Spotted in the Village yesterday, by the Laemmle theater and Le Pain Quotidien, was this well-ridden Monark Sportster.
Monark seems to be one of those kind of confusing brands for people, including myself, attempting to do any bit of research. It appears as though the earliest company to use the name Monark (Cykelfabriken Monard AB, or Monark AB) was a Swedish manufacturer who, beginning in 1908, produced bicycles, motorcycles and mopeds. There is also a Brazilian Monark bicycle company who, according to Wikipedia, is related to the original Swedish Monark AB. In no way should any of these be confused with the Chicago Monarch bicycle company. To make matters worse, a sticker on the down tube of this Sportster clearly states "Made in England". The steerer tube lacks a distinct headbadge of any kind, but the "crown" symbol largely matches the crown I have seen on other Monark bicycles. The shield with 8-pointed star and cross (three photos down) located on the down tube I am yet to see on any other Monark photos. Anyway, even though it seems likely to be some connection between this English Monark and the Swedish Monark, I am not sure what it is.
There are some stylings and components which suggest that this bike could be as old as the 1950s, which makes it a pretty grand old dame. That basket on the front suggests that, after all its years, this bike is still capable of getting the job done.

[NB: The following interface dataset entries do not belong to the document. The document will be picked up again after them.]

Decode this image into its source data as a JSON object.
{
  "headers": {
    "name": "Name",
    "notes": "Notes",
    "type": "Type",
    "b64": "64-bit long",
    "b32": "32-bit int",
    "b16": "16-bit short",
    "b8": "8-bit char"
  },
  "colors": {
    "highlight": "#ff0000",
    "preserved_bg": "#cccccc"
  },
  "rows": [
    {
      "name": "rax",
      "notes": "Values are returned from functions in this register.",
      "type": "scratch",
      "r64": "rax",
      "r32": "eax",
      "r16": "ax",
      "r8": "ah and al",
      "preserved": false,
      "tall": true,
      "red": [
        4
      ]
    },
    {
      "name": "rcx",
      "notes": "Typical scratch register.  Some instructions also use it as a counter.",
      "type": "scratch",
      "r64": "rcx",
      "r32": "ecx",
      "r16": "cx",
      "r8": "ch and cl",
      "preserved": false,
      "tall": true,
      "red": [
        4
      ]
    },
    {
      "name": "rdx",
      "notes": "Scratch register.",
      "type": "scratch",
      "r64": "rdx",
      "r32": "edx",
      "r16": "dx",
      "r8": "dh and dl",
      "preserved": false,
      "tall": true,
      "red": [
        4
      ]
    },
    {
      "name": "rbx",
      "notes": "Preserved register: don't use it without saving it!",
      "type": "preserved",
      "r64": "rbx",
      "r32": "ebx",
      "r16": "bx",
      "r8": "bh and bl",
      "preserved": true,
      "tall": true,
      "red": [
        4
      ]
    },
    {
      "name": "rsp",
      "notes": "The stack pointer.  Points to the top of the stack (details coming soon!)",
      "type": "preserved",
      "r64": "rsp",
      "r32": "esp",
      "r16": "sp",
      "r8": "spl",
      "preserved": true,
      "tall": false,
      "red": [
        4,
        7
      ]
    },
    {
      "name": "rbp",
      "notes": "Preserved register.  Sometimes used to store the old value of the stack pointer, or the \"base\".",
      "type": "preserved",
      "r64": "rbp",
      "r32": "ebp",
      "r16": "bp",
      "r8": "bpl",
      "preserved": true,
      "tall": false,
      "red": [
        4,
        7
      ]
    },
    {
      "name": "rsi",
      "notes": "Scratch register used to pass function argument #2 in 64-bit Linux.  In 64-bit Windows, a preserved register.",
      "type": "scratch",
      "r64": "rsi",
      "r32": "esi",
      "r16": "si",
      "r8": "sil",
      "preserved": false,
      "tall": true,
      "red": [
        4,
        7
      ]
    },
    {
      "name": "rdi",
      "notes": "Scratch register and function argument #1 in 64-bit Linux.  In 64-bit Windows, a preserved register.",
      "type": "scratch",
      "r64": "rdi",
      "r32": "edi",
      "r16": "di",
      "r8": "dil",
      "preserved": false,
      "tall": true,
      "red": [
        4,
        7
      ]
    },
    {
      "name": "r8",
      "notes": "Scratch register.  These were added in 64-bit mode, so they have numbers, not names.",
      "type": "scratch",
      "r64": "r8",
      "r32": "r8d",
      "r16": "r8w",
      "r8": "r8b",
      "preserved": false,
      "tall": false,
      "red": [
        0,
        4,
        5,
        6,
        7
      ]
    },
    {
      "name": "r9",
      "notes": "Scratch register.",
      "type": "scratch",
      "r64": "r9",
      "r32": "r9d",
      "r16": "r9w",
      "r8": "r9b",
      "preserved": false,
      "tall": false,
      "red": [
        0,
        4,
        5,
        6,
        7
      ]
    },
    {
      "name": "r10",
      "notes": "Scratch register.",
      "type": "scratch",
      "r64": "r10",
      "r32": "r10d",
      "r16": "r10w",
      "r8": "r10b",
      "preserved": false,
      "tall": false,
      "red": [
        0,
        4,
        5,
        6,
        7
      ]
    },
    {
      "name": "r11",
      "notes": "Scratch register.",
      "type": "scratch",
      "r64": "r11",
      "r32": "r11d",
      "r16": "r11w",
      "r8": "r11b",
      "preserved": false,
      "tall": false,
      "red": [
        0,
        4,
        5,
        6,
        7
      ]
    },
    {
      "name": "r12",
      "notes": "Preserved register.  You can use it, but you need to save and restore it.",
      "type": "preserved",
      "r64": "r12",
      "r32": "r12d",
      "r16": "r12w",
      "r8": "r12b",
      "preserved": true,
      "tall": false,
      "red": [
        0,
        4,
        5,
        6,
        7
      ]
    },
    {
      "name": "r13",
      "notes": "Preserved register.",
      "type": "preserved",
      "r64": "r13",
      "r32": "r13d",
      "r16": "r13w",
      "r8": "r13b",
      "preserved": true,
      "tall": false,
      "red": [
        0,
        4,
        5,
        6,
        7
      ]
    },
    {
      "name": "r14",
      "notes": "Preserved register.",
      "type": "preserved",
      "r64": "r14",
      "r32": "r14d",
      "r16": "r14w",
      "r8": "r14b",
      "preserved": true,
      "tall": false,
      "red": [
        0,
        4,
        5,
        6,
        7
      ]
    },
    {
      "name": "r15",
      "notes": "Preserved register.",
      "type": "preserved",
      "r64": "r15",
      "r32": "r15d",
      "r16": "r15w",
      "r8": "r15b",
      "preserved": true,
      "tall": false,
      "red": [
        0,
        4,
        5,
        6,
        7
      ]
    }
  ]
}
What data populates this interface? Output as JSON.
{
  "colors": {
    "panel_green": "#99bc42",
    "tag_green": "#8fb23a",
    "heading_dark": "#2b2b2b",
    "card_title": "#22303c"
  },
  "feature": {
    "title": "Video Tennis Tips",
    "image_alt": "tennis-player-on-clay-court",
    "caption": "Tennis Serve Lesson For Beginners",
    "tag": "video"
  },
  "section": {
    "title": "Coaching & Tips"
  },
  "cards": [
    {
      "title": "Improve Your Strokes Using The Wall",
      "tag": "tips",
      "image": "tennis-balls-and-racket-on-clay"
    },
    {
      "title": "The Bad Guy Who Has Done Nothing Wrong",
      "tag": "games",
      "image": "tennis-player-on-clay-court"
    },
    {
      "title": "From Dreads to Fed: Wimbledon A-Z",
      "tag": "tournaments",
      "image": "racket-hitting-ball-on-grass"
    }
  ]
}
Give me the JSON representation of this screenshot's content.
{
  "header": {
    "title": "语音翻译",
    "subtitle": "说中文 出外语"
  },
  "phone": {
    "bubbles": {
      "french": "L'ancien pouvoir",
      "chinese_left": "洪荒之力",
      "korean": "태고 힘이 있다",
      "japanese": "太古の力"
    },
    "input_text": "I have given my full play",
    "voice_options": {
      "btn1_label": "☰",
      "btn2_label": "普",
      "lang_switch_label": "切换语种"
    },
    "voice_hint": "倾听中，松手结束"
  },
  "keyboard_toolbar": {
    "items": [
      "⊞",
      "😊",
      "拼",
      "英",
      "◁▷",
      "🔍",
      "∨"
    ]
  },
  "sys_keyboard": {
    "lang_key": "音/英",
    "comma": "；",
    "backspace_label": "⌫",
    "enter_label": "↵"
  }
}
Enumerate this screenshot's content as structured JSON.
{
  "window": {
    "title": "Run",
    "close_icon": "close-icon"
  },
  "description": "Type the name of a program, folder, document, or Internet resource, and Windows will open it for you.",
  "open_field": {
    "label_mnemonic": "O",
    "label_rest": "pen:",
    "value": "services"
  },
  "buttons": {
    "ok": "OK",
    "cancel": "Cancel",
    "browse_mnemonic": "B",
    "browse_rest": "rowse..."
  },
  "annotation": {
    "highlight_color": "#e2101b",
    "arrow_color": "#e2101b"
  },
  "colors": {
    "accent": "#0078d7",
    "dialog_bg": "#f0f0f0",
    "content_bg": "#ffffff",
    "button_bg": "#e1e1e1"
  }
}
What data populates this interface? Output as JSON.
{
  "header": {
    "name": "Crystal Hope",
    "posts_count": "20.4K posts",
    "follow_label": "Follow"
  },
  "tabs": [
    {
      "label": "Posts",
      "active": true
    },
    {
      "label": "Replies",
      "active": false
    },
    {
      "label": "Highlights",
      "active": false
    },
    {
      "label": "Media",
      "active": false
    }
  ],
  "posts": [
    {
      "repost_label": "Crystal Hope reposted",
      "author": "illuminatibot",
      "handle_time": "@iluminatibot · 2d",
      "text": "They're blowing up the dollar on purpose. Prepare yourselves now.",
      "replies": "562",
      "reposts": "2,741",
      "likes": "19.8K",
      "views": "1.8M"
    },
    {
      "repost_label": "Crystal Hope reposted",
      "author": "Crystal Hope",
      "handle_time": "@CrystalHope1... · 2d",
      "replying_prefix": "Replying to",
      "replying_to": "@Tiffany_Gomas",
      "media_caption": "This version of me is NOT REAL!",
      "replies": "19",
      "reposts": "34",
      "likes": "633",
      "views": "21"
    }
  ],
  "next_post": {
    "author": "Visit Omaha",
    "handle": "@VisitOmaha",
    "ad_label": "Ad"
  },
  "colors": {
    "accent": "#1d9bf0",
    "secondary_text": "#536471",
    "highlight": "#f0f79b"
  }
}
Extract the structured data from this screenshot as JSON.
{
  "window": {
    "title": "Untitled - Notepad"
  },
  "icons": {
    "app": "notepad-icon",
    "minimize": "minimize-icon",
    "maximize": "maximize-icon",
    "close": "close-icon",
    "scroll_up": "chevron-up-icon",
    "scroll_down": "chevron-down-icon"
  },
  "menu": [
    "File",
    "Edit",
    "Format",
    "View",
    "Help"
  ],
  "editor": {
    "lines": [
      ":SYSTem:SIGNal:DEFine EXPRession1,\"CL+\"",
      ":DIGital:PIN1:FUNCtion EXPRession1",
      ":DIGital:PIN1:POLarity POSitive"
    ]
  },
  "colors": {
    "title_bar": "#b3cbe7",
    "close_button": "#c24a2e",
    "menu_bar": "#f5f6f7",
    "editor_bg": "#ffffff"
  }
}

Other than the new shiny gold bell, this bike has seen some use. With its presumed English background I can imagine the many miles it has ground out along pot-holed, hedge-lined lanes. Or maybe it has spent most of its life in the city, collecting miles along pot-holed, car lined streets. Its rusty fenders and chain guard, the coils of its saddle, do not detract from its attractiveness; it wears that fine patina like a badge of honor. The slowly uncovering saddle remind onlookers of days spent in raging storms, and cracking heat as much as it does the, undoubtedly, far more numerous pleasant ones.